If a facility for open justice goes unused, it is clearly ineffective. As such, its sole purpose is to create the pretence of openness, without delivering any of the benefits of actual openness.
And such a venture would, in light of cuts to legal aid, seem outrageous, given how much it would cost.
A similar project, the filming of the Assembly, costs £2.5 million across 6 years, with an additional £1.79 million having been spent on equipment. This excludes the cost of any initial alterations needing made to the building itself.
After Anders Breivik’s initial hearing for the recent harrowing events in Norway, a judge involved in the case took a press conference on questions related to legal issues, further details of the case and proceedings as well as the nature of his custody.
This was a striking contrast to the way our own justice system operates and directly engages with the press and, consequently, engages with the public. It would is also cheap.
Legal professionals frequently complain about the, sometimes, low quality of law reporting in the media, but these same professionals do not make life easy for journalists.
The press, while not a dying industry, is certainly struggling. Newspapers do not have the resources for full time court reporters, so are more reliant on information they can quickly access at their desks.
Heather Brooke, the journalist who waged a five-year campaign for the release of MPs’ expenses, has written extensively about opening up information from public services. Regarding courts, she says that both the evidence used in a full bundle, as well as full court transcripts, are difficult, expensive or sometimes simply impossible to acquire.
Writing in the Guardian, she states “If we are serious about wanting this type of journalism, we have to make it easier and more cost-effective to access information legitimately.” That is to say, no longer through systems which are either expensive or based on who the reporter knows.
Recommendations are coming from the UK’s own legal professionals, as well. A few months ago, Lord Neuberger gave the annual Judicial Studies Board lecture. In it, he stated three ways the justice system can vastly improve its engagement with the public; judgements that are clear and concise, a better use of technology to educate and engage the public and as few restrictions on open justice as possible (like super injunctions).
He criticised judges for “producing judgments that are readable by few, and comprehendible by fewer still”, stating that if law is to be properly accessible judgements must be as short as appropriate and written in plain English.

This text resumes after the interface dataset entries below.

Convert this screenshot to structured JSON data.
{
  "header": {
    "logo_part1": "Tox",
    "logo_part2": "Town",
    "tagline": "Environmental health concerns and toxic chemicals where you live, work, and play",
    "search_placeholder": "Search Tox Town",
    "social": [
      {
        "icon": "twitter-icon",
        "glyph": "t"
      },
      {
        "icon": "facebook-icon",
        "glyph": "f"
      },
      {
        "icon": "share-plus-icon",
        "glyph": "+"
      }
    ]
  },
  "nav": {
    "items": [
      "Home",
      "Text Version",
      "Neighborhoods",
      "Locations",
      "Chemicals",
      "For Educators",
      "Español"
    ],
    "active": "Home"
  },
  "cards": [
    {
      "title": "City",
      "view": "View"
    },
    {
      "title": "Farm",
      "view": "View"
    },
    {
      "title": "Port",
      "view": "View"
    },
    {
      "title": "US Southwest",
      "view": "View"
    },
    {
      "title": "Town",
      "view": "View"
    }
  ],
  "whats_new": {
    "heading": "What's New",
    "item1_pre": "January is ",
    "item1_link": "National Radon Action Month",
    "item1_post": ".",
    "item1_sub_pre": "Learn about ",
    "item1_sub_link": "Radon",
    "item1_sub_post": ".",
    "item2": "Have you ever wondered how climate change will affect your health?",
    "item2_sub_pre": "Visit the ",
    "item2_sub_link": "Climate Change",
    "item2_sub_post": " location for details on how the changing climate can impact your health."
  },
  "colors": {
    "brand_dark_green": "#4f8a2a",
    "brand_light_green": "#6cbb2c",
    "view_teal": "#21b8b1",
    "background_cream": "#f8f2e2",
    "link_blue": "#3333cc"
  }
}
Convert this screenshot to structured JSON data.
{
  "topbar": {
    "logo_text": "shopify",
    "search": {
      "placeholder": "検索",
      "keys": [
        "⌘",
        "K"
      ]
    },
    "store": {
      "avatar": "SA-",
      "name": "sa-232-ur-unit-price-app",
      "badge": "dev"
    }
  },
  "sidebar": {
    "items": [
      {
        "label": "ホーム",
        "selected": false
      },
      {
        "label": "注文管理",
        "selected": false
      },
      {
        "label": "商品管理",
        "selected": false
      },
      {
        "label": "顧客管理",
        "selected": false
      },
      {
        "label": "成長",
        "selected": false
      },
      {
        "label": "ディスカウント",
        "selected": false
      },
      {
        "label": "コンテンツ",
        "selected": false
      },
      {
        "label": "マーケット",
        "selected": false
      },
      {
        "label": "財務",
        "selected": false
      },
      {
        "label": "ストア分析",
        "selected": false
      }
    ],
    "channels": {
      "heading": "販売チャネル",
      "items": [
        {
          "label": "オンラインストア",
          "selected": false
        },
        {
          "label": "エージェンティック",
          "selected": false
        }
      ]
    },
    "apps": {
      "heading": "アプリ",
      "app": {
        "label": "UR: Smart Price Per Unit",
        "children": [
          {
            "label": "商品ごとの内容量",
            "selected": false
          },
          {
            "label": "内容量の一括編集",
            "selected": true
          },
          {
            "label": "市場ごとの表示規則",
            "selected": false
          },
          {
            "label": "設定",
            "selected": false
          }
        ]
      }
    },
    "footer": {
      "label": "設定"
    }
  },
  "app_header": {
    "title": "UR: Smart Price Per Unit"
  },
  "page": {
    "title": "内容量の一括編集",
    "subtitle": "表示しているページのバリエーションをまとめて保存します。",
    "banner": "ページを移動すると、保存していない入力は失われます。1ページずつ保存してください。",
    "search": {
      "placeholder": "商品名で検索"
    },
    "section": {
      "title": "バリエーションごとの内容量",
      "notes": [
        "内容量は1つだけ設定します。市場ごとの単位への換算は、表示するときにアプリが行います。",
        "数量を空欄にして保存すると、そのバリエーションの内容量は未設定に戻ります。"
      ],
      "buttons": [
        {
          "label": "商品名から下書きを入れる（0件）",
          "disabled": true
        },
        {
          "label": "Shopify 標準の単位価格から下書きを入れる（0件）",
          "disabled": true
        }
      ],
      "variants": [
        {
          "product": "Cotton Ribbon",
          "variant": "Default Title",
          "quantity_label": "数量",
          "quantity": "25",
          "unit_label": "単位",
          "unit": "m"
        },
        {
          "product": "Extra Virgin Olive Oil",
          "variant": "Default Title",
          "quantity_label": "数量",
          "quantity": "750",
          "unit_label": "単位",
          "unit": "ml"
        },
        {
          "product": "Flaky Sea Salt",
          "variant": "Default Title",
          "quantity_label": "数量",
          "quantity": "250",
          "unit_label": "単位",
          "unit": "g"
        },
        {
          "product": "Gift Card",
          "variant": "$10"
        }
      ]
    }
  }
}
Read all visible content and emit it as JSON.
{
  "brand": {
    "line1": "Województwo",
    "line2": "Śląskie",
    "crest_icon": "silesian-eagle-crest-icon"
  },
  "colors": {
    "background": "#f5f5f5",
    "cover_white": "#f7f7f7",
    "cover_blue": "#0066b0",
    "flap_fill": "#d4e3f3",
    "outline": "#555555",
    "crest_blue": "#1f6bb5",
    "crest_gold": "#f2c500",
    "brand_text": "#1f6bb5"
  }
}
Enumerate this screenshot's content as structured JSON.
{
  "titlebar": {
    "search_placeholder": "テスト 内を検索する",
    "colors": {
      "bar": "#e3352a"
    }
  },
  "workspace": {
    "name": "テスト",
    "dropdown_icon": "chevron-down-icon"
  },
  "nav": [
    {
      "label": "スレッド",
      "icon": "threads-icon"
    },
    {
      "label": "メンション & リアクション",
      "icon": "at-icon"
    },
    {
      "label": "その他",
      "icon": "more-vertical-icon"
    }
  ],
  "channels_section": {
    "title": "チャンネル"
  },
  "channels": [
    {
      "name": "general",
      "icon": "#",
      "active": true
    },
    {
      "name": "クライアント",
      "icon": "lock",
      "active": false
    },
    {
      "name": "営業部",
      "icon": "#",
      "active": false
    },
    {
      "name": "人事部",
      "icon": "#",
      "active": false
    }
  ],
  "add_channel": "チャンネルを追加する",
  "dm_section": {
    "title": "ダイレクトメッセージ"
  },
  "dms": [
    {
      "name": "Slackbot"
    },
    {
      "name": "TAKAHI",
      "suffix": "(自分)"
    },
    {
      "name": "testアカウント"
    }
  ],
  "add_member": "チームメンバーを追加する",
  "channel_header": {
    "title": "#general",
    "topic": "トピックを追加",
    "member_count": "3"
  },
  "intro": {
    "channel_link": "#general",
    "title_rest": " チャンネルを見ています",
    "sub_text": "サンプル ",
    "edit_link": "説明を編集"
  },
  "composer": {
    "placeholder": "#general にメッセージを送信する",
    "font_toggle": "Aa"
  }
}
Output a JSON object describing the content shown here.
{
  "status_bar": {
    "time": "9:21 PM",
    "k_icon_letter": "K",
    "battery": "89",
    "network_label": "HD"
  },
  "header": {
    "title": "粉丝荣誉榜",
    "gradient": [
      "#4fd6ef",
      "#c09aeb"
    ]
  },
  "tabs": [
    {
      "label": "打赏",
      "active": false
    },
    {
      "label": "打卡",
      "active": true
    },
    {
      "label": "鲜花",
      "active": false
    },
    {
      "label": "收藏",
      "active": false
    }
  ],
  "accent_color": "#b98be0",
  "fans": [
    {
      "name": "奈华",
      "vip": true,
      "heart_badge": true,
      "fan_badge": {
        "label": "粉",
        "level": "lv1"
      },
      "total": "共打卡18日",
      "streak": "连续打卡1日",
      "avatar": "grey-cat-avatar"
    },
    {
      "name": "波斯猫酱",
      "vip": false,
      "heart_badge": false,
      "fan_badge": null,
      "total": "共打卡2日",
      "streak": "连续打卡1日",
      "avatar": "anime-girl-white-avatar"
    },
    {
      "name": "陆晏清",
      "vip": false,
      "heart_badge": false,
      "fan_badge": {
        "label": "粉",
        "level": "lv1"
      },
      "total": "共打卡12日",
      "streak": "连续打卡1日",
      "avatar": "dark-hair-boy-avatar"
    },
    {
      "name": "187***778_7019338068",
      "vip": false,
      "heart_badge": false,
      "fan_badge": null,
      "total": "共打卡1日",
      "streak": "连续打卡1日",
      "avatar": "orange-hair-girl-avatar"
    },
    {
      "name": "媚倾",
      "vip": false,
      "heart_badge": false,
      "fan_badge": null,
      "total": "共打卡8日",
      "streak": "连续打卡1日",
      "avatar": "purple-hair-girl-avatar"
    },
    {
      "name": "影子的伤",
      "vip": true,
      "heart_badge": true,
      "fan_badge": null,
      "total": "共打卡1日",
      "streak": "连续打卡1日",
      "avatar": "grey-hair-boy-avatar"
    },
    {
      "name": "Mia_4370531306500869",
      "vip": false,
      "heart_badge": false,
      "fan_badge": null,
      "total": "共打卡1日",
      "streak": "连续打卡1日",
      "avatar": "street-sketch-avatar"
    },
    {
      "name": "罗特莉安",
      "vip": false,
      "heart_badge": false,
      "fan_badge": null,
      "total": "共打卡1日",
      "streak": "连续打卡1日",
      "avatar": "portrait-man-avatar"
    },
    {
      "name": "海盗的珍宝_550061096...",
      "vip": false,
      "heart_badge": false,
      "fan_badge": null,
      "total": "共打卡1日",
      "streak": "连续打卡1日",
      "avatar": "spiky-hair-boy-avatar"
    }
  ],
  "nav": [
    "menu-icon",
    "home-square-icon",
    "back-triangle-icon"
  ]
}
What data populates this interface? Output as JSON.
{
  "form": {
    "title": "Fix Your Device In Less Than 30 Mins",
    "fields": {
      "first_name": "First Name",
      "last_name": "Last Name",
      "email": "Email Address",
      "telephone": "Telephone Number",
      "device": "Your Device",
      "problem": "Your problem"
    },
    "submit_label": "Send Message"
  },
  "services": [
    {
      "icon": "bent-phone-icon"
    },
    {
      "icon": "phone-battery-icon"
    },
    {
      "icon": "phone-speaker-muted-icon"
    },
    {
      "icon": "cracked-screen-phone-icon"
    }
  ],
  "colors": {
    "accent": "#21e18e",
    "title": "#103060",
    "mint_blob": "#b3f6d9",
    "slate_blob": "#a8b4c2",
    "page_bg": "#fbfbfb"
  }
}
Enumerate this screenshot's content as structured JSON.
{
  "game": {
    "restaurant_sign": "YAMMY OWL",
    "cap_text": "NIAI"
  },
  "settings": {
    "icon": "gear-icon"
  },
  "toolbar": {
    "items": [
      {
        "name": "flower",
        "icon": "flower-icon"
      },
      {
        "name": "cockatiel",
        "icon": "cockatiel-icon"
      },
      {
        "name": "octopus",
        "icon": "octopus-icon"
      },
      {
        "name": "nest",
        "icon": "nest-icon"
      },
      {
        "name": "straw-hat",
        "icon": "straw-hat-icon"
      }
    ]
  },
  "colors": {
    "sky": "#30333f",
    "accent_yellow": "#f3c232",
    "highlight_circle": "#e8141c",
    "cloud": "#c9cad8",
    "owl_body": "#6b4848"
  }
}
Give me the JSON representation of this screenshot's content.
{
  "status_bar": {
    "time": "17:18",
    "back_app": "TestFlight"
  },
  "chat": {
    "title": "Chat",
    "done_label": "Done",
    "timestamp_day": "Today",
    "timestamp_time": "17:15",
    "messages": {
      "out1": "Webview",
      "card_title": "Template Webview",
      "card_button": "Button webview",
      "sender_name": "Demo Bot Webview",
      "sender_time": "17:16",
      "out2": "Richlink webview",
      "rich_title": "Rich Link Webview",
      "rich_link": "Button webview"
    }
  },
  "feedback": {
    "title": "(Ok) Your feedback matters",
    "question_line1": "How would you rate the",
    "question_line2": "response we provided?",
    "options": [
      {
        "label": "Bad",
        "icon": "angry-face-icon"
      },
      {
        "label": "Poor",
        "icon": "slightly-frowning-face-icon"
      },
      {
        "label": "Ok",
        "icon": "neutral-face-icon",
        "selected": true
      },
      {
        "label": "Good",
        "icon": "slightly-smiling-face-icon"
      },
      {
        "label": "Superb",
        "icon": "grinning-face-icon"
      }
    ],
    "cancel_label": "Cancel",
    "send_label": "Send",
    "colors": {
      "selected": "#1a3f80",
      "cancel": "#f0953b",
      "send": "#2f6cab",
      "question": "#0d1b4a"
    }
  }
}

Another issue is that it would seem the legal system does not fully grasp what is involved with television. If legal professionals want more people to be engaged with the legal system, they must understand that what makes an accessible report on the evening news is not simply a reporter reading off their notes to camera in front of a court.
Being able to show the evidence displayed in court that day, simply a picture or CCTV footage, not only helps create a report more accessible to the public but also aids the media in following the legal requirement that reports are accurate and fair, but also contemporaneous – that is to say, that reports on court proceedings are issued near the time of their occurrence.
Surely allowing a reporter to show what was publically shown in court to their audience the very same day is an effective method of ensuring that events are presented to the public in their totality contemporaneously. It also seems reasonable to assume that promptly issuing court transcripts, either free or in an inexpensive manner, would further aid that goal.
The justice system must not embark on expensive endeavours which serve only to give the image of openness when, clearly, there are other cheaper and more effective reforms needing made.